Alicia Prygoski, who will be graduating in May from WMU-Cooley Law School’s Lansing campus, is the recipient of the State Bar of Michigan (SBM) Animal Law Section’s 10th Annual Wanda Nash Award. The award is presented to Michigan law students who exhibit outstanding dedication to learning and promoting animal law issues.
Prygoski founded the Student Animal Legal Defense Fund (SALD) chapter at WMU-Cooley’s Lansing campus and serves as its president. The organization has held several fundraisers and works with the Capital Area Humane Society to raise awareness about pet adoptions. WMU-Cooley’s Student Bar Association recently honored SALD as the Lansing campus’ Best New Organization. Additionally, Prygoski has volunteered at Michigan’s Political Action Committee for Animals and served as the volunteer district leader for the Humane Society of The United States.
“Alicia’s heart is completely committed to this work,” said Christine Church, WMU-Cooley associate dean. “She currently is completing an externship with the national offices of the Humane Society in Washington D.C. and has testified on state legislation related to the treatment of animals. We truly cannot think of a better candidate for this award.”
While attending law school, Prygoski has focused her academics on improving animal rights. Her elective credits were concentrated on the legal treatment of animals. In 2015, Prygoski was one of four students in the nation to receive the Animal Legal Defense Fund’s Advancement in Animal Law Scholarship. She also competed in the National Animal Law Competition at Harvard Law School and had the Best Bill and Fact Sheet.
The SBM Wanda Nash award is named for the founder of the Animal Law Section. Michigan was the first bar association to approve an animal law section.

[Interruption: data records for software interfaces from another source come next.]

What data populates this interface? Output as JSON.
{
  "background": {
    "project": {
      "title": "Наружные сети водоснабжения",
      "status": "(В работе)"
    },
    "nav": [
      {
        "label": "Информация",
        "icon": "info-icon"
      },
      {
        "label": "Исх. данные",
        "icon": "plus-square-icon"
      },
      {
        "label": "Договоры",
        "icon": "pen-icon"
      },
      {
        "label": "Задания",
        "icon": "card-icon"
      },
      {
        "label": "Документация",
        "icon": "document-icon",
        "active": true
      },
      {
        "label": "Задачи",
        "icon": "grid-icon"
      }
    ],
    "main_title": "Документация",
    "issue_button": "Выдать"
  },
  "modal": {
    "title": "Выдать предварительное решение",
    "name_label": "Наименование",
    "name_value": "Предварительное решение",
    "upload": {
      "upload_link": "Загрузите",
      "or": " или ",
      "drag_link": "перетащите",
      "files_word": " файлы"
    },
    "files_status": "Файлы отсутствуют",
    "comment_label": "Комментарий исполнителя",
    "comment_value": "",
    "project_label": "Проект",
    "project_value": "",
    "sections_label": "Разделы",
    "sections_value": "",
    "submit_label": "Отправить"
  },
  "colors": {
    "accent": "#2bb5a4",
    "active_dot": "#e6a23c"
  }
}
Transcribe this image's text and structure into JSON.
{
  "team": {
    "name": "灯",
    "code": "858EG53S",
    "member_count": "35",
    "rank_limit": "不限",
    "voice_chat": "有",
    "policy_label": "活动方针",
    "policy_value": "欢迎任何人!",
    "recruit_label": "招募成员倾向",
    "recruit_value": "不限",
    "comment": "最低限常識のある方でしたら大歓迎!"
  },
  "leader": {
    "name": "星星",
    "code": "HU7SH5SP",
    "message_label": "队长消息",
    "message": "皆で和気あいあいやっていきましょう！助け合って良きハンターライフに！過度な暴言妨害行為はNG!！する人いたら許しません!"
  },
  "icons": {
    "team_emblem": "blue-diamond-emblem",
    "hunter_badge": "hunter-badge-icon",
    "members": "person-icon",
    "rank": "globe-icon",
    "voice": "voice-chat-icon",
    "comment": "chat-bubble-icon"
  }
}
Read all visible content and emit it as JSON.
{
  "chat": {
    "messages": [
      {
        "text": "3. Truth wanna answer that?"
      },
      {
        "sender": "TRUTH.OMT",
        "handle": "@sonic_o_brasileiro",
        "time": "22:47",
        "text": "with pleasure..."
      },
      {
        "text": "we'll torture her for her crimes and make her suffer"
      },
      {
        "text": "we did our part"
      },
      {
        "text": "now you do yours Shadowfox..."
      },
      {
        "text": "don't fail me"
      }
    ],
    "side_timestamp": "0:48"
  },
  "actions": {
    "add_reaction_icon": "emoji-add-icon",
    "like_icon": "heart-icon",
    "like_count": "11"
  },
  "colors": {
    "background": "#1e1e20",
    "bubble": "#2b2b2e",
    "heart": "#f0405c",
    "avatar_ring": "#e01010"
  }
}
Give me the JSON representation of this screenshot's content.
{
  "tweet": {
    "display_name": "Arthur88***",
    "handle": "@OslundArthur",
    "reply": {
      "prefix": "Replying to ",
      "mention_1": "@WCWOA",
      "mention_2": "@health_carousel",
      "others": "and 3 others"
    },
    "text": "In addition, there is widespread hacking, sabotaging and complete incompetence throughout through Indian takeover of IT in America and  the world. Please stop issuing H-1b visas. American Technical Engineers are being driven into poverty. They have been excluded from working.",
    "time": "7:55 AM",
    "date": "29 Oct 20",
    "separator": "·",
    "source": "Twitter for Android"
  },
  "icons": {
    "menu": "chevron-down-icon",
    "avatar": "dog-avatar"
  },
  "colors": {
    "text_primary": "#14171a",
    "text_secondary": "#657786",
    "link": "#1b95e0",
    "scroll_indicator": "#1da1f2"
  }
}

About Western Michigan University Thomas M. Cooley Law School: Western Michigan University and Thomas M. Cooley Law School affiliated in 2014, combining the status of a nationally-ranked, public, comprehensive research university with the commitment to practical legal education of an independent, non-profit, national law school. WMU-Cooley is accredited by both the American Bar Association and the Higher Learning Commission of the North Central Association. The law school has provided nearly 20,000 graduates with the practical skills necessary for a seamless transition from academia to the real world, and enrolls classes in January, May, and September at its Lansing, Auburn Hills, and Grand Rapids, Michigan campuses, and its Tampa Bay, Florida campus. WMU and the law school continue to operate as independent institutions with their own governance structure and separate fiduciary responsibilities.